- _Your assignment_
With the pictures removed, set down all of the entries below exactly.

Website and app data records
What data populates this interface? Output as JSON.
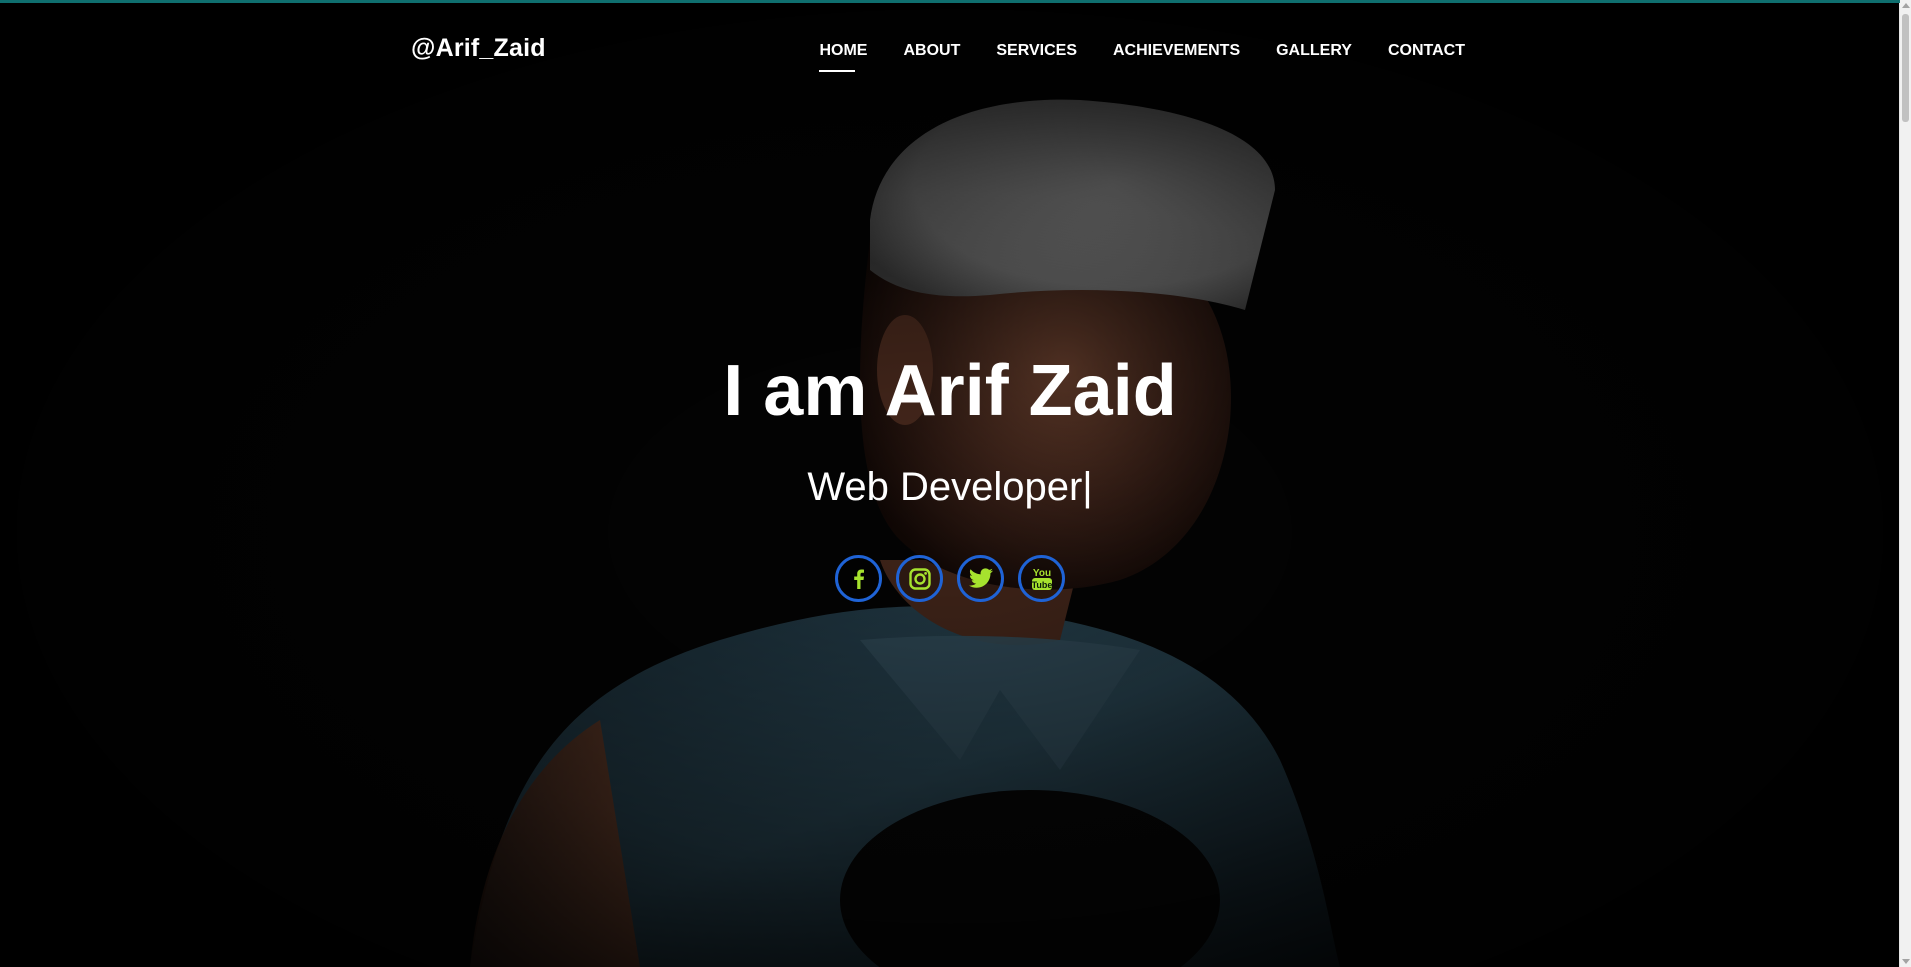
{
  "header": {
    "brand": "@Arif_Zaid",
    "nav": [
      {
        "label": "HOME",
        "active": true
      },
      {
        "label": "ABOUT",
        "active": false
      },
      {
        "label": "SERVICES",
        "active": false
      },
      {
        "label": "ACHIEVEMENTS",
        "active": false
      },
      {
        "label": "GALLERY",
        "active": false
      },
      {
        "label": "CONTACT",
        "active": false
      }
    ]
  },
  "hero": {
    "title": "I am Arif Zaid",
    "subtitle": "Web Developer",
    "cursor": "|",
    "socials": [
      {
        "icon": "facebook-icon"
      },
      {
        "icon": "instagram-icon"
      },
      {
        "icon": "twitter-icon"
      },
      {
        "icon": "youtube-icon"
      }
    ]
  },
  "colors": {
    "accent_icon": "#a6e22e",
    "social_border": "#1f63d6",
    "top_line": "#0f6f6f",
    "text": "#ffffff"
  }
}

- _Result_
What data populates this interface? Output as JSON.
{
  "header": {
    "brand": "@Arif_Zaid",
    "nav": [
      {
        "label": "HOME",
        "active": true
      },
      {
        "label": "ABOUT",
        "active": false
      },
      {
        "label": "SERVICES",
        "active": false
      },
      {
        "label": "ACHIEVEMENTS",
        "active": false
      },
      {
        "label": "GALLERY",
        "active": false
      },
      {
        "label": "CONTACT",
        "active": false
      }
    ]
  },
  "hero": {
    "title": "I am Arif Zaid",
    "subtitle": "Web Developer",
    "cursor": "|",
    "socials": [
      {
        "icon": "facebook-icon"
      },
      {
        "icon": "instagram-icon"
      },
      {
        "icon": "twitter-icon"
      },
      {
        "icon": "youtube-icon"
      }
    ]
  },
  "colors": {
    "accent_icon": "#a6e22e",
    "social_border": "#1f63d6",
    "top_line": "#0f6f6f",
    "text": "#ffffff"
  }
}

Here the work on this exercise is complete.